___ Recorded information

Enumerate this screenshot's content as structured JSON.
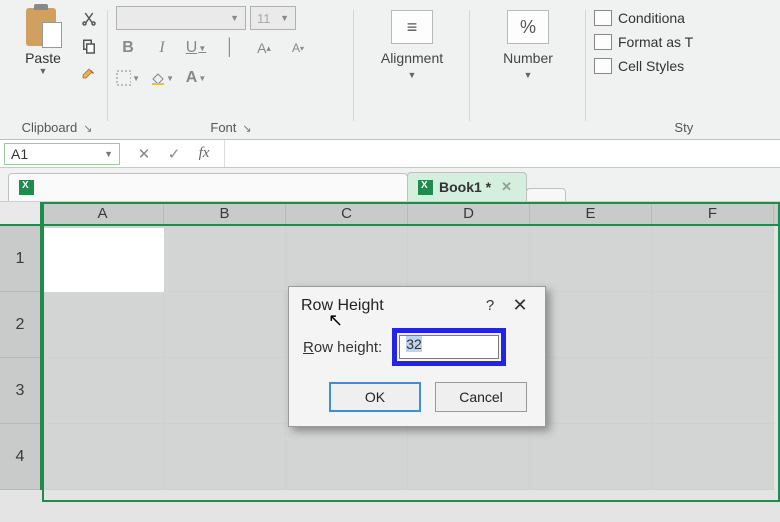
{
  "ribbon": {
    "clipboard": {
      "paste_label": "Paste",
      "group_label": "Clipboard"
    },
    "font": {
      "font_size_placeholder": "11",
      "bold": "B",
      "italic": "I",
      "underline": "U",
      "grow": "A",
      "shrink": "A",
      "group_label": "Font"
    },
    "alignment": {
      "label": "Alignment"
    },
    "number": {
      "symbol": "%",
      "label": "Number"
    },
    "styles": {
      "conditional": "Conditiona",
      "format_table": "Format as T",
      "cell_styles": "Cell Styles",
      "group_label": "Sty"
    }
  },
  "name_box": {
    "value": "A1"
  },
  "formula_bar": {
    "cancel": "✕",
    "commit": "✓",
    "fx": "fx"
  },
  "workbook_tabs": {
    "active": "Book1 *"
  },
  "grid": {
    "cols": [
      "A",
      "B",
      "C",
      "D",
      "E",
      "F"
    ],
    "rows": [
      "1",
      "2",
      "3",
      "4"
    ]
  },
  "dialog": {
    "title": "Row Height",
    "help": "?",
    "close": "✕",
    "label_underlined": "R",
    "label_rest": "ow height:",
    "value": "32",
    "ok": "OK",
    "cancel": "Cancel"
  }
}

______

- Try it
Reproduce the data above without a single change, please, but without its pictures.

- Written response
Enumerate this screenshot's content as structured JSON.
{
  "ribbon": {
    "clipboard": {
      "paste_label": "Paste",
      "group_label": "Clipboard"
    },
    "font": {
      "font_size_placeholder": "11",
      "bold": "B",
      "italic": "I",
      "underline": "U",
      "grow": "A",
      "shrink": "A",
      "group_label": "Font"
    },
    "alignment": {
      "label": "Alignment"
    },
    "number": {
      "symbol": "%",
      "label": "Number"
    },
    "styles": {
      "conditional": "Conditiona",
      "format_table": "Format as T",
      "cell_styles": "Cell Styles",
      "group_label": "Sty"
    }
  },
  "name_box": {
    "value": "A1"
  },
  "formula_bar": {
    "cancel": "✕",
    "commit": "✓",
    "fx": "fx"
  },
  "workbook_tabs": {
    "active": "Book1 *"
  },
  "grid": {
    "cols": [
      "A",
      "B",
      "C",
      "D",
      "E",
      "F"
    ],
    "rows": [
      "1",
      "2",
      "3",
      "4"
    ]
  },
  "dialog": {
    "title": "Row Height",
    "help": "?",
    "close": "✕",
    "label_underlined": "R",
    "label_rest": "ow height:",
    "value": "32",
    "ok": "OK",
    "cancel": "Cancel"
  }
}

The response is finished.